“People are naturally becoming more aware and conscious of their impact on the environment. They've spent more time at home than ever before and have inevitably become more aware of how they’re using energy and of sustainable changes they can make.


“The key tip I would give to anyone looking to make their home more sustainable is to first take a look at the basics such as correctly insulating your home and upgrading to energy efficient appliances, as these changes can be easily implemented. However, if you’re wanting to see a more instantaneous effect whilst exploring the steps above, consider the likes of installing solar PV panels to your home and combining them with battery storage. This is a fantastic way to provide sustainable low-cost energy for your home, something which E.ON’s research has highlighted ranks highly on Britain’s agenda.”


Scott Somerville, Head of Brand & Marketing at E.ON UK, said: “At E.ON we’re proud to be leading the energy revolution by providing all our customers’ homes with 100% renewables-backed electricity3 and a range of sustainable home solutions. By installing solar panels or energy efficient boilers, we’re helping households lower their carbon footprints as well as their energy bills.


“We believe in a smart, personalised and sustainable energy future for our customers which is why we continue to offer innovative solutions that help homeowners become more sustainable and take control of their energy.”


The research also highlighted a shift in opinion since lockdown:

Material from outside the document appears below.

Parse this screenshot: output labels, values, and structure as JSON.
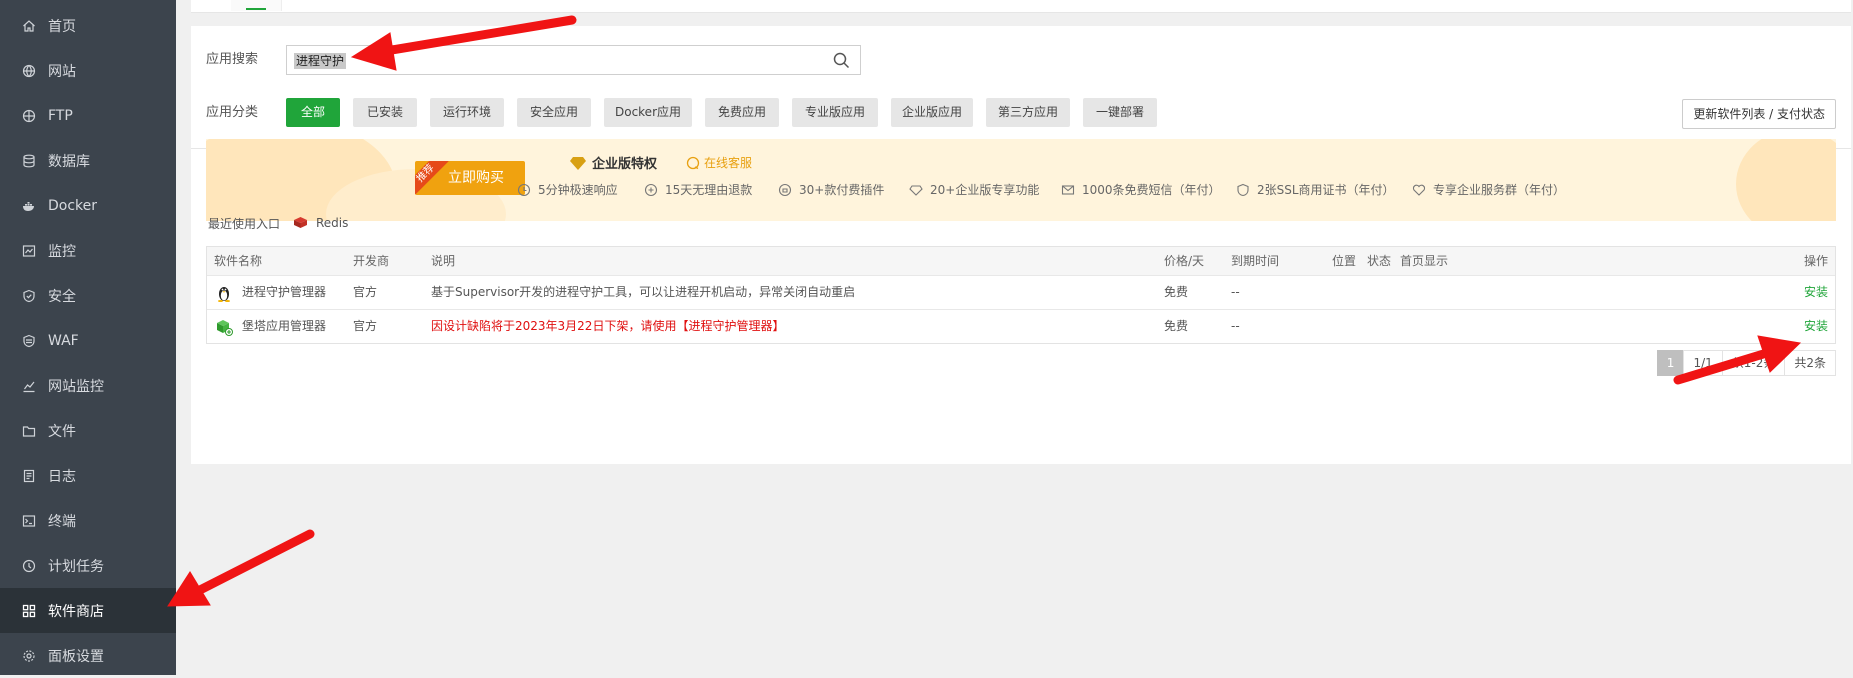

  • Before lockdown more than one in ten (11%) would never have considered making their home more sustainable.
  • But now, more than two thirds (38%) of Brits admit they’re considering making their home more sustainable since lockdown.
  • Interestingly, a third, (33%) also said they’re more interested in home solutions such as solar panels than they were six months ago.
  • These findings are further supported by new research4 showing that having solar panels can increase the value of homes across the country by £30,000 on average.


When asked which features they’d look for to keep energy bills low in their new home, over half of prospective homebuyers (52%) said a new boiler, followed by nearly half (47%) selecting solar panels and 37% saying intelligent heating.


To demonstrate how sustainable home solutions can be implemented while also being aesthetically pleasing, a new image highlighting the simple ways to make your home more sustainable has been revealed by E.ON.